Alan Davis joins writer Jason Aaron for the fourth installment of "X-Men: Schism" and, after weeks of waiting, readers finally get to see Wolverine and Cyclops throw the first punches at one another. The new Hellfire club has set a giant Sentinel on a collision course with Utopia, and only Cyclops, Wolverine, and a band of teenage X-Men remain ashore to stop it. The only problem is that the men in charge have a severe difference of opinion on how to handle the matter, and in traditional comic book fashion things will be solved using fisticuffs.
In truth, the true breaking point (for both characters) wasn't just their difference in philosophies, it was the moment they both decided to invoke Jean's memory so that they could twist the knife in their opponent. There's no going back from a sucker punch like that. The chief point worth noting is that unlike "Civil War," neither side is easily mappable onto a right/wrong continuum. Although Wolverine's attempt to blow up Utopia is perhaps a little extreme, his general position -- that Utopia is just a place, not the thing they're fighting for -- is arguably the more defensible, so in that sense it evens out.
In some ways, it's odd that Wolverine is the one suggesting they run, and that his position is that teenagers should be kept out of battle at all costs. He's the one X-Man who, in the past, has been happy to let them tag along, with the likes of Jubilee and Shadowcat.
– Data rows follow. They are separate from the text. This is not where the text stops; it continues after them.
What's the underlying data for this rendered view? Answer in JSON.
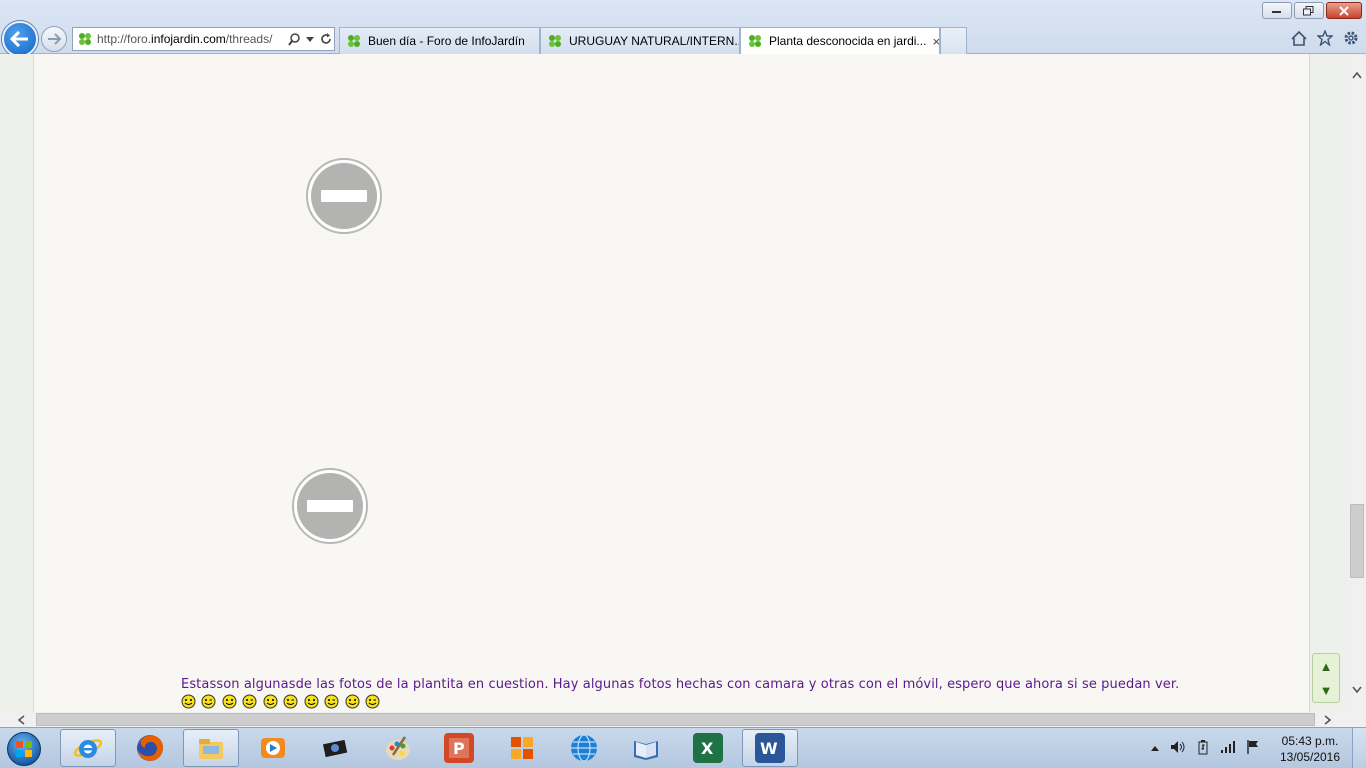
{
  "browser": {
    "address_url_prefix": "http://foro.",
    "address_url_domain": "infojardin.com",
    "address_url_suffix": "/threads/",
    "tabs": [
      {
        "label": "Buen día - Foro de InfoJardín",
        "active": false
      },
      {
        "label": "URUGUAY NATURAL/INTERN...",
        "active": false
      },
      {
        "label": "Planta desconocida en jardi...",
        "active": true
      }
    ],
    "tab_close_glyph": "×"
  },
  "page": {
    "post_text": "Estasson algunasde las fotos de la plantita en cuestion. Hay algunas fotos hechas con camara y otras con el móvil, espero que ahora si se puedan ver.",
    "smiley_count": 10,
    "blocked_images": [
      "blocked-image-icon",
      "blocked-image-icon"
    ]
  },
  "taskbar": {
    "apps": [
      "internet-explorer-icon",
      "firefox-icon",
      "file-explorer-icon",
      "media-player-icon",
      "photo-viewer-icon",
      "paint-icon",
      "powerpoint-icon",
      "office-tools-icon",
      "globe-icon",
      "book-icon",
      "excel-icon",
      "word-icon"
    ],
    "clock_time": "05:43 p.m.",
    "clock_date": "13/05/2016"
  },
  "colors": {
    "post_text": "#5a1a8c",
    "page_bg": "#f8f7f3",
    "tab_favicon": "#4caf23"
  }
}
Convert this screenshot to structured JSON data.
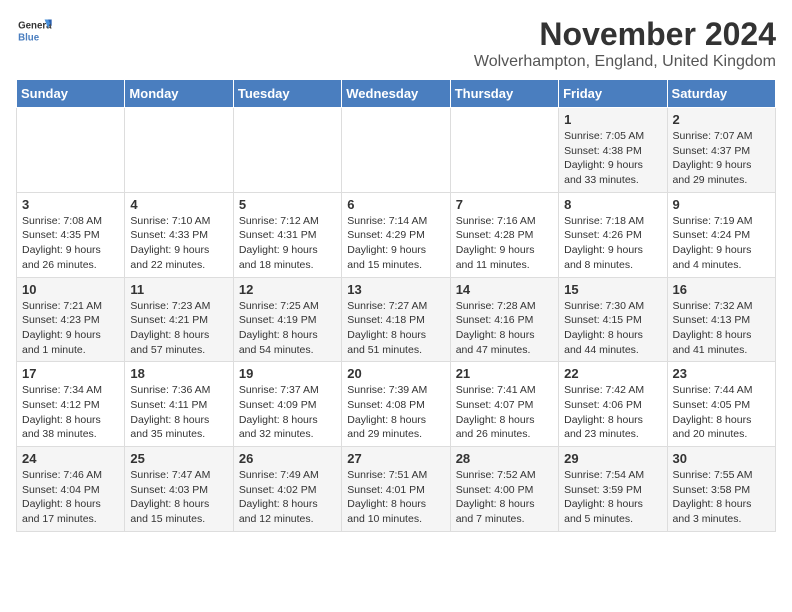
{
  "header": {
    "logo_line1": "General",
    "logo_line2": "Blue",
    "month_title": "November 2024",
    "location": "Wolverhampton, England, United Kingdom"
  },
  "weekdays": [
    "Sunday",
    "Monday",
    "Tuesday",
    "Wednesday",
    "Thursday",
    "Friday",
    "Saturday"
  ],
  "weeks": [
    [
      {
        "day": "",
        "sunrise": "",
        "sunset": "",
        "daylight": ""
      },
      {
        "day": "",
        "sunrise": "",
        "sunset": "",
        "daylight": ""
      },
      {
        "day": "",
        "sunrise": "",
        "sunset": "",
        "daylight": ""
      },
      {
        "day": "",
        "sunrise": "",
        "sunset": "",
        "daylight": ""
      },
      {
        "day": "",
        "sunrise": "",
        "sunset": "",
        "daylight": ""
      },
      {
        "day": "1",
        "sunrise": "Sunrise: 7:05 AM",
        "sunset": "Sunset: 4:38 PM",
        "daylight": "Daylight: 9 hours and 33 minutes."
      },
      {
        "day": "2",
        "sunrise": "Sunrise: 7:07 AM",
        "sunset": "Sunset: 4:37 PM",
        "daylight": "Daylight: 9 hours and 29 minutes."
      }
    ],
    [
      {
        "day": "3",
        "sunrise": "Sunrise: 7:08 AM",
        "sunset": "Sunset: 4:35 PM",
        "daylight": "Daylight: 9 hours and 26 minutes."
      },
      {
        "day": "4",
        "sunrise": "Sunrise: 7:10 AM",
        "sunset": "Sunset: 4:33 PM",
        "daylight": "Daylight: 9 hours and 22 minutes."
      },
      {
        "day": "5",
        "sunrise": "Sunrise: 7:12 AM",
        "sunset": "Sunset: 4:31 PM",
        "daylight": "Daylight: 9 hours and 18 minutes."
      },
      {
        "day": "6",
        "sunrise": "Sunrise: 7:14 AM",
        "sunset": "Sunset: 4:29 PM",
        "daylight": "Daylight: 9 hours and 15 minutes."
      },
      {
        "day": "7",
        "sunrise": "Sunrise: 7:16 AM",
        "sunset": "Sunset: 4:28 PM",
        "daylight": "Daylight: 9 hours and 11 minutes."
      },
      {
        "day": "8",
        "sunrise": "Sunrise: 7:18 AM",
        "sunset": "Sunset: 4:26 PM",
        "daylight": "Daylight: 9 hours and 8 minutes."
      },
      {
        "day": "9",
        "sunrise": "Sunrise: 7:19 AM",
        "sunset": "Sunset: 4:24 PM",
        "daylight": "Daylight: 9 hours and 4 minutes."
      }
    ],
    [
      {
        "day": "10",
        "sunrise": "Sunrise: 7:21 AM",
        "sunset": "Sunset: 4:23 PM",
        "daylight": "Daylight: 9 hours and 1 minute."
      },
      {
        "day": "11",
        "sunrise": "Sunrise: 7:23 AM",
        "sunset": "Sunset: 4:21 PM",
        "daylight": "Daylight: 8 hours and 57 minutes."
      },
      {
        "day": "12",
        "sunrise": "Sunrise: 7:25 AM",
        "sunset": "Sunset: 4:19 PM",
        "daylight": "Daylight: 8 hours and 54 minutes."
      },
      {
        "day": "13",
        "sunrise": "Sunrise: 7:27 AM",
        "sunset": "Sunset: 4:18 PM",
        "daylight": "Daylight: 8 hours and 51 minutes."
      },
      {
        "day": "14",
        "sunrise": "Sunrise: 7:28 AM",
        "sunset": "Sunset: 4:16 PM",
        "daylight": "Daylight: 8 hours and 47 minutes."
      },
      {
        "day": "15",
        "sunrise": "Sunrise: 7:30 AM",
        "sunset": "Sunset: 4:15 PM",
        "daylight": "Daylight: 8 hours and 44 minutes."
      },
      {
        "day": "16",
        "sunrise": "Sunrise: 7:32 AM",
        "sunset": "Sunset: 4:13 PM",
        "daylight": "Daylight: 8 hours and 41 minutes."
      }
    ],
    [
      {
        "day": "17",
        "sunrise": "Sunrise: 7:34 AM",
        "sunset": "Sunset: 4:12 PM",
        "daylight": "Daylight: 8 hours and 38 minutes."
      },
      {
        "day": "18",
        "sunrise": "Sunrise: 7:36 AM",
        "sunset": "Sunset: 4:11 PM",
        "daylight": "Daylight: 8 hours and 35 minutes."
      },
      {
        "day": "19",
        "sunrise": "Sunrise: 7:37 AM",
        "sunset": "Sunset: 4:09 PM",
        "daylight": "Daylight: 8 hours and 32 minutes."
      },
      {
        "day": "20",
        "sunrise": "Sunrise: 7:39 AM",
        "sunset": "Sunset: 4:08 PM",
        "daylight": "Daylight: 8 hours and 29 minutes."
      },
      {
        "day": "21",
        "sunrise": "Sunrise: 7:41 AM",
        "sunset": "Sunset: 4:07 PM",
        "daylight": "Daylight: 8 hours and 26 minutes."
      },
      {
        "day": "22",
        "sunrise": "Sunrise: 7:42 AM",
        "sunset": "Sunset: 4:06 PM",
        "daylight": "Daylight: 8 hours and 23 minutes."
      },
      {
        "day": "23",
        "sunrise": "Sunrise: 7:44 AM",
        "sunset": "Sunset: 4:05 PM",
        "daylight": "Daylight: 8 hours and 20 minutes."
      }
    ],
    [
      {
        "day": "24",
        "sunrise": "Sunrise: 7:46 AM",
        "sunset": "Sunset: 4:04 PM",
        "daylight": "Daylight: 8 hours and 17 minutes."
      },
      {
        "day": "25",
        "sunrise": "Sunrise: 7:47 AM",
        "sunset": "Sunset: 4:03 PM",
        "daylight": "Daylight: 8 hours and 15 minutes."
      },
      {
        "day": "26",
        "sunrise": "Sunrise: 7:49 AM",
        "sunset": "Sunset: 4:02 PM",
        "daylight": "Daylight: 8 hours and 12 minutes."
      },
      {
        "day": "27",
        "sunrise": "Sunrise: 7:51 AM",
        "sunset": "Sunset: 4:01 PM",
        "daylight": "Daylight: 8 hours and 10 minutes."
      },
      {
        "day": "28",
        "sunrise": "Sunrise: 7:52 AM",
        "sunset": "Sunset: 4:00 PM",
        "daylight": "Daylight: 8 hours and 7 minutes."
      },
      {
        "day": "29",
        "sunrise": "Sunrise: 7:54 AM",
        "sunset": "Sunset: 3:59 PM",
        "daylight": "Daylight: 8 hours and 5 minutes."
      },
      {
        "day": "30",
        "sunrise": "Sunrise: 7:55 AM",
        "sunset": "Sunset: 3:58 PM",
        "daylight": "Daylight: 8 hours and 3 minutes."
      }
    ]
  ]
}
If you read interviews and promo material, it's clear that this change in attitude is a result of his encounter with the Red Right Hand in his solo title, but that doesn't get a look in here, even though it's the sort of continuity reference that wouldn't just enhance the story, it'd actively help explain it.
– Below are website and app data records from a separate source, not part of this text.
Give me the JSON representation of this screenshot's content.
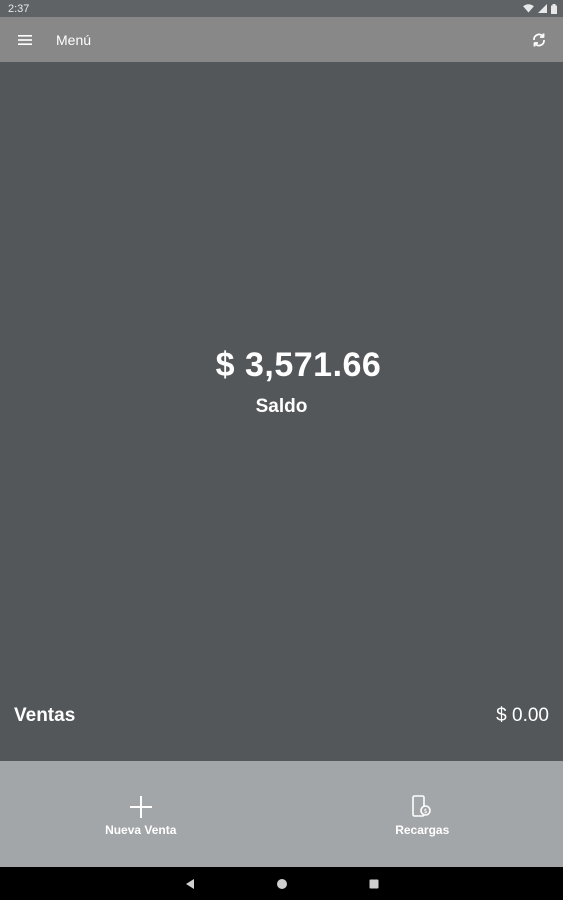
{
  "status_bar": {
    "time": "2:37"
  },
  "app_bar": {
    "title": "Menú"
  },
  "balance": {
    "amount": "$ 3,571.66",
    "label": "Saldo"
  },
  "sales": {
    "label": "Ventas",
    "value": "$ 0.00"
  },
  "bottom_actions": [
    {
      "label": "Nueva Venta",
      "icon": "plus-icon"
    },
    {
      "label": "Recargas",
      "icon": "phone-recharge-icon"
    }
  ],
  "colors": {
    "app_bar": "#888888",
    "main_bg": "#53575a",
    "bottom_bar": "#a2a6a9",
    "nav_bar": "#000000"
  }
}
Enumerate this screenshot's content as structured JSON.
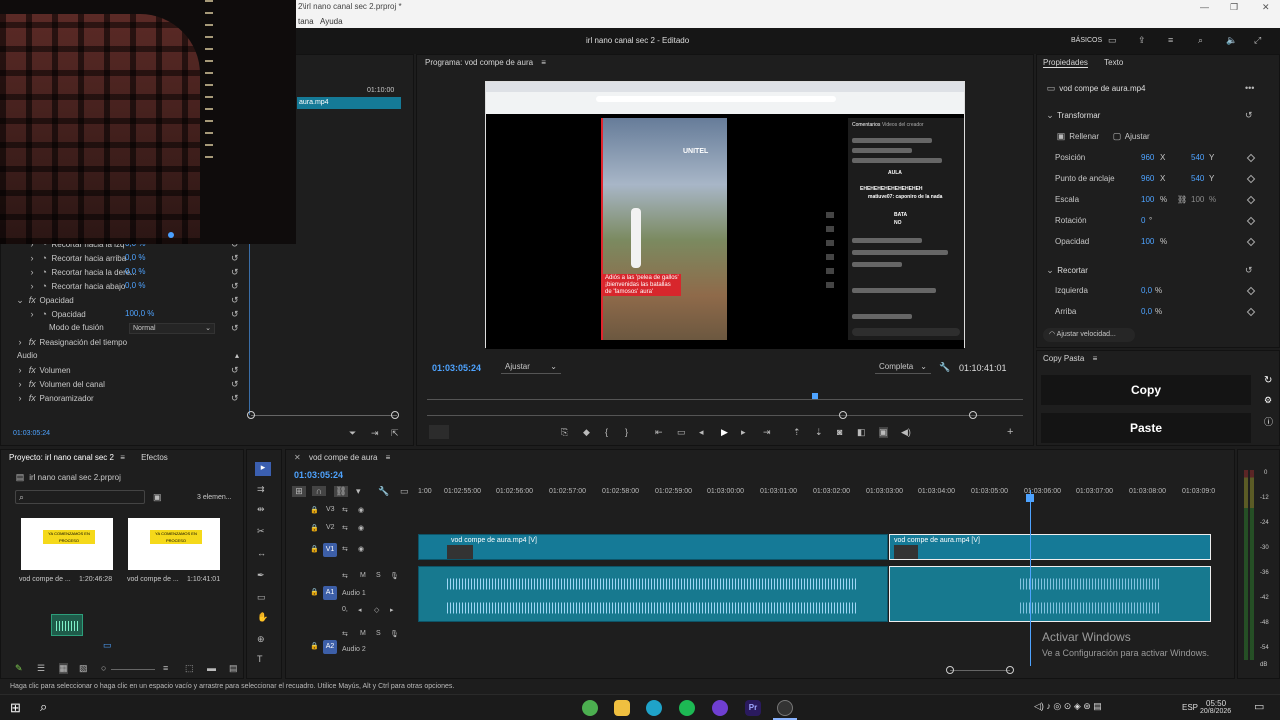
{
  "window": {
    "title": "2\\irl nano canal sec 2.prproj *",
    "menu": [
      "tana",
      "Ayuda"
    ],
    "project_title": "irl nano canal sec 2 - Editado",
    "workspace_label": "BÁSICOS"
  },
  "source_panel": {
    "timecode_right": "01:10:00",
    "clip_name": "aura.mp4",
    "effects": [
      {
        "label": "Recortar hacia la izq",
        "value": "0,0 %"
      },
      {
        "label": "Recortar hacia arriba",
        "value": "0,0 %"
      },
      {
        "label": "Recortar hacia la dere...",
        "value": "0,0 %"
      },
      {
        "label": "Recortar hacia abajo",
        "value": "0,0 %"
      }
    ],
    "opacity_group": "Opacidad",
    "opacity_label": "Opacidad",
    "opacity_value": "100,0 %",
    "blend_label": "Modo de fusión",
    "blend_value": "Normal",
    "time_remap": "Reasignación del tiempo",
    "audio_header": "Audio",
    "audio_effects": [
      "Volumen",
      "Volumen del canal",
      "Panoramizador"
    ],
    "timecode": "01:03:05:24"
  },
  "program": {
    "tab": "Programa: vod compe de aura",
    "timecode": "01:03:05:24",
    "fit": "Ajustar",
    "quality": "Completa",
    "duration": "01:10:41:01",
    "overlay_brand": "UNITEL",
    "overlay_caption": "Adiós a las 'pelea de gallos' ¡bienvenidas las batallas de 'famosos' aura'",
    "chat_tab1": "Comentarios",
    "chat_tab2": "Videos del creador",
    "chat_lines": [
      "AULA",
      "EHEHEHEHEHEHEHEHEH",
      "matiuve07: caponiro de la nada",
      "BATA",
      "NO"
    ]
  },
  "properties": {
    "tab1": "Propiedades",
    "tab2": "Texto",
    "clip": "vod compe de aura.mp4",
    "transform_header": "Transformar",
    "fill": "Rellenar",
    "fit": "Ajustar",
    "rows": [
      {
        "label": "Posición",
        "x": "960",
        "xu": "X",
        "y": "540",
        "yu": "Y"
      },
      {
        "label": "Punto de anclaje",
        "x": "960",
        "xu": "X",
        "y": "540",
        "yu": "Y"
      },
      {
        "label": "Escala",
        "x": "100",
        "xu": "%",
        "y": "100",
        "yu": "%"
      },
      {
        "label": "Rotación",
        "x": "0",
        "xu": "°",
        "y": "",
        "yu": ""
      },
      {
        "label": "Opacidad",
        "x": "100",
        "xu": "%",
        "y": "",
        "yu": ""
      }
    ],
    "crop_header": "Recortar",
    "crop_rows": [
      {
        "label": "Izquierda",
        "value": "0,0",
        "unit": "%"
      },
      {
        "label": "Arriba",
        "value": "0,0",
        "unit": "%"
      }
    ],
    "speed_button": "Ajustar velocidad..."
  },
  "copy_paste": {
    "tab": "Copy Pasta",
    "copy": "Copy",
    "paste": "Paste"
  },
  "project": {
    "tab1": "Proyecto: irl nano canal sec 2",
    "tab2": "Efectos",
    "file": "irl nano canal sec 2.prproj",
    "count": "3 elemen...",
    "items": [
      {
        "name": "vod compe de ...",
        "duration": "1:20:46:28",
        "thumb_text": "YA COMENZAMOS EN PROCESO"
      },
      {
        "name": "vod compe de ...",
        "duration": "1:10:41:01",
        "thumb_text": "YA COMENZAMOS EN PROCESO"
      }
    ]
  },
  "timeline": {
    "tab": "vod compe de aura",
    "timecode": "01:03:05:24",
    "ruler": [
      "1:00",
      "01:02:55:00",
      "01:02:56:00",
      "01:02:57:00",
      "01:02:58:00",
      "01:02:59:00",
      "01:03:00:00",
      "01:03:01:00",
      "01:03:02:00",
      "01:03:03:00",
      "01:03:04:00",
      "01:03:05:00",
      "01:03:06:00",
      "01:03:07:00",
      "01:03:08:00",
      "01:03:09:0"
    ],
    "tracks": {
      "v3": "V3",
      "v2": "V2",
      "v1": "V1",
      "a1": "A1",
      "a1_name": "Audio 1",
      "a2": "A2",
      "a2_name": "Audio 2"
    },
    "clip1": "vod compe de aura.mp4 [V]",
    "clip2": "vod compe de aura.mp4 [V]"
  },
  "meter": {
    "labels": [
      "0",
      "-12",
      "-24",
      "-30",
      "-36",
      "-42",
      "-48",
      "-54",
      "dB"
    ]
  },
  "watermark": {
    "title": "Activar Windows",
    "subtitle": "Ve a Configuración para activar Windows."
  },
  "status": "Haga clic para seleccionar o haga clic en un espacio vacío y arrastre para seleccionar el recuadro. Utilice Mayús, Alt y Ctrl para otras opciones.",
  "taskbar": {
    "lang": "ESP",
    "time": "05:50",
    "date": "20/8/2026",
    "colors": {
      "chrome": "#4caf50",
      "files": "#f0c040",
      "edge": "#1fa3c9",
      "spotify": "#1db954",
      "discord": "#6f3fd1",
      "premiere": "#2a1a5e"
    }
  }
}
Although the fight is satisfying and enjoyably executed, it would have helped if the character's different ways of thinking had been highlighted more definitively a little earlier in the series. At this point, the separation should feel inevitable, but instead it's hard to imagine it having occurred at all without the catalyst of the Sentinel attack. That makes for a weaker narrative overall.
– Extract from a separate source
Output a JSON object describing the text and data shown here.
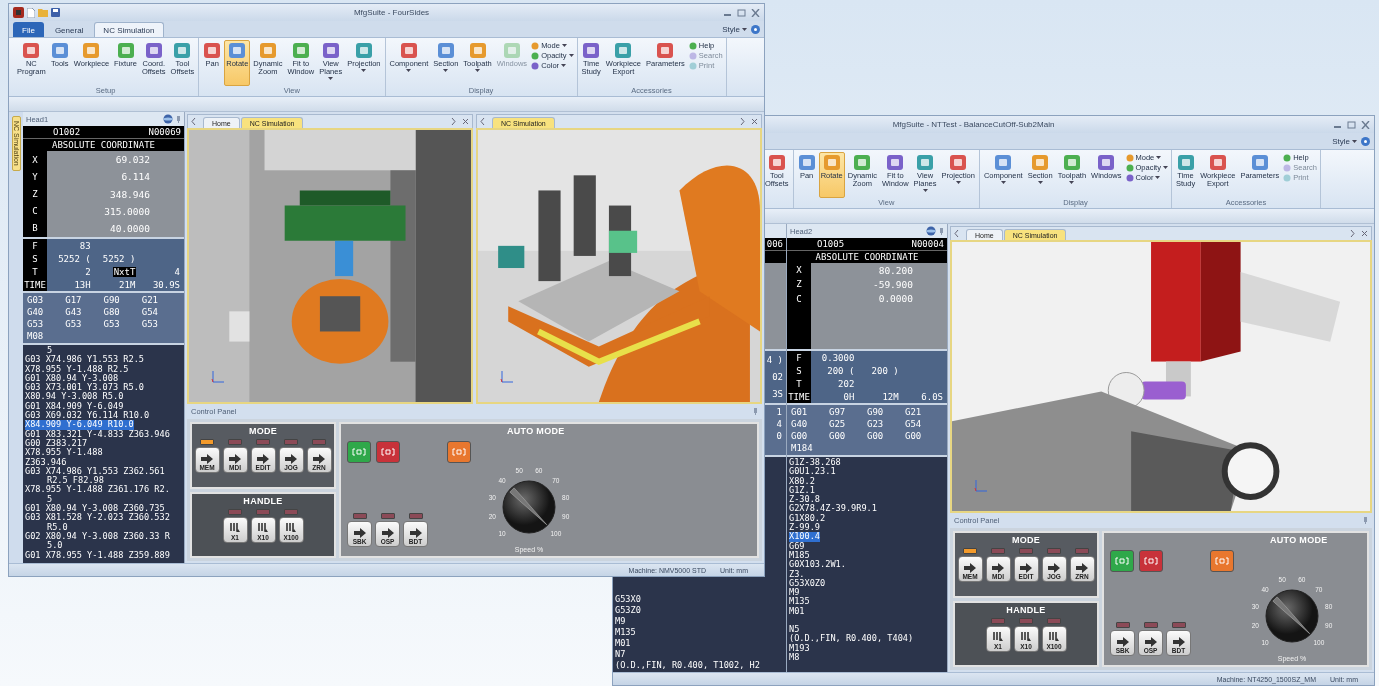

Even so, it's an exciting story for X-fans, and one which places a clear character-based conflict at the center in a way that almost all Marvel event books could learn from. Aaron's plotting and scripting are sharp, even if his pacing has been uneven. With one issue to go, "Schism" already feels like a story that Wolverine and Cyclops can't come out of unscathed, so in that sense it's already been a success. Whatever follows is just going to further advance the rift between the characters. As an X-Men fan, that's definitely the kind of story I want to see.